Similarly, Mr Ahmed and Mr Eckl both hold the view that continuous public education and promotion are important, and that the industry has to play its part in increasing not just public, but political awareness and convey the message on how insurance can help build resilience and benefits to a country’s economy.
Meet the needs
Aside from educating people, families and societies on their understanding of risks, the other key area to address is to ensure that insurers “design products and services that meet those needs”. “When we address these two basic things, then the ‘pull’ factor of insurance should increase,” said Mr Ojeisekhoba.
For Mrs Vaidyan, the insurer’s fundamental obligation is “to understand, even anticipate the needs of our customers and effectively respond to those needs”. Quoting an Accenture survey which found that 67% of respondents were prepared to purchase insurance from non-insurance companies including Google and Amazon, she added: “If the insurance industry is to succeed, we must become creative leaders and innovation must be the new normal.”
Make insurance accessible, but also make it “human”
In lieu of today’s digital trends, insurers also recognise that accessibility is no longer a desire, but an expectation. On top of that, Dr Khoo said the role of advisory needs to continuously evolve alongside technology to better engage with customers.

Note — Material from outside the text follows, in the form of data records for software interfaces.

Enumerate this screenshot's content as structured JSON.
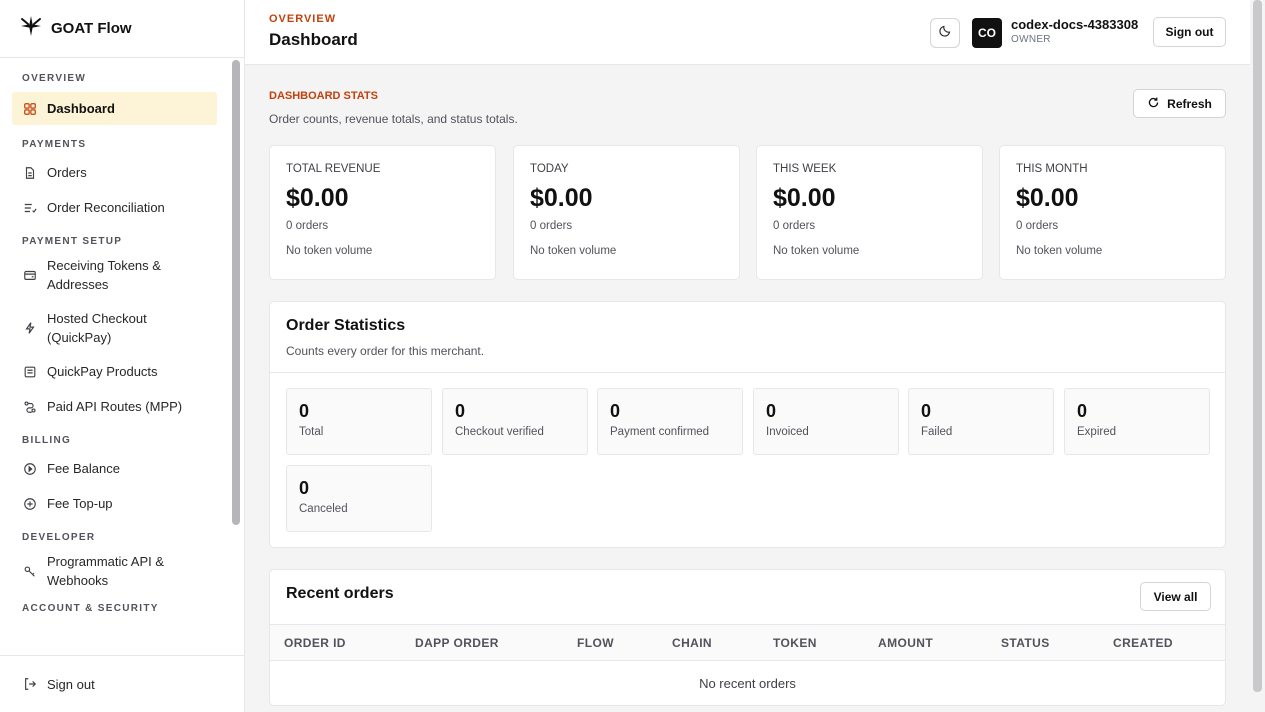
{
  "app": {
    "name": "GOAT Flow"
  },
  "sidebar": {
    "sections": [
      {
        "title": "OVERVIEW",
        "items": [
          {
            "label": "Dashboard",
            "icon": "grid-icon",
            "active": true
          }
        ]
      },
      {
        "title": "PAYMENTS",
        "items": [
          {
            "label": "Orders",
            "icon": "document-icon"
          },
          {
            "label": "Order Reconciliation",
            "icon": "list-check-icon"
          }
        ]
      },
      {
        "title": "PAYMENT SETUP",
        "items": [
          {
            "label": "Receiving Tokens & Addresses",
            "icon": "wallet-icon"
          },
          {
            "label": "Hosted Checkout (QuickPay)",
            "icon": "lightning-icon"
          },
          {
            "label": "QuickPay Products",
            "icon": "receipt-icon"
          },
          {
            "label": "Paid API Routes (MPP)",
            "icon": "route-icon"
          }
        ]
      },
      {
        "title": "BILLING",
        "items": [
          {
            "label": "Fee Balance",
            "icon": "play-circle-icon"
          },
          {
            "label": "Fee Top-up",
            "icon": "plus-circle-icon"
          }
        ]
      },
      {
        "title": "DEVELOPER",
        "items": [
          {
            "label": "Programmatic API & Webhooks",
            "icon": "key-icon"
          }
        ]
      },
      {
        "title": "ACCOUNT & SECURITY",
        "items": []
      }
    ],
    "sign_out": "Sign out"
  },
  "header": {
    "eyebrow": "OVERVIEW",
    "title": "Dashboard",
    "avatar_initials": "CO",
    "user_name": "codex-docs-4383308",
    "user_role": "OWNER",
    "sign_out": "Sign out"
  },
  "stats": {
    "eyebrow": "DASHBOARD STATS",
    "description": "Order counts, revenue totals, and status totals.",
    "refresh": "Refresh",
    "cards": [
      {
        "label": "TOTAL REVENUE",
        "value": "$0.00",
        "orders": "0 orders",
        "token": "No token volume"
      },
      {
        "label": "TODAY",
        "value": "$0.00",
        "orders": "0 orders",
        "token": "No token volume"
      },
      {
        "label": "THIS WEEK",
        "value": "$0.00",
        "orders": "0 orders",
        "token": "No token volume"
      },
      {
        "label": "THIS MONTH",
        "value": "$0.00",
        "orders": "0 orders",
        "token": "No token volume"
      }
    ]
  },
  "order_stats": {
    "title": "Order Statistics",
    "description": "Counts every order for this merchant.",
    "tiles": [
      {
        "value": "0",
        "label": "Total"
      },
      {
        "value": "0",
        "label": "Checkout verified"
      },
      {
        "value": "0",
        "label": "Payment confirmed"
      },
      {
        "value": "0",
        "label": "Invoiced"
      },
      {
        "value": "0",
        "label": "Failed"
      },
      {
        "value": "0",
        "label": "Expired"
      },
      {
        "value": "0",
        "label": "Canceled"
      }
    ]
  },
  "recent_orders": {
    "title": "Recent orders",
    "view_all": "View all",
    "columns": [
      "ORDER ID",
      "DAPP ORDER",
      "FLOW",
      "CHAIN",
      "TOKEN",
      "AMOUNT",
      "STATUS",
      "CREATED"
    ],
    "empty": "No recent orders"
  },
  "colors": {
    "accent": "#c2410c",
    "active_bg": "#fdf3d6",
    "page_bg": "#f4f4f5"
  }
}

“Customers today want to use channels that are most convenient to them at any given moment, and they expect these delivery channels to be seamless and painless. They are also not shy about making it known when their expectations are not met,” said Mr Fried. As such, he highlighted that insurers’ response to the demand for increased access must be “on the customers’ terms, not ours”.
While recognising the opportunities that an increasingly connected world creates for the industry, Ms Olivier said insurers should take the opportunity to “bring back the human nature in our relationships in an increasingly dehumanised world”.
“There is an opportunity to bring simple solutions and explanations, the opportunity to be available anytime, anywhere to better support our customers, and the opportunity to accompany the evolving risks of our societies. We have an intrinsically noble business, but it is our responsibility to do it well and be close to your customers.”
Walk the talk
Finally, after all is said and done, there is no better way for insurance companies to uphold the nobility of insurance and to gain clients’ trust than to “walk the walk and talk the talk”. “Insurers need to make sure their commercials and ads are not misleading and that the terms and policies are written in plain language,” said Mr Won.
“It is also important that the industry constantly works to improve the quality of services that it provides through enhanced client relationship management,” he added.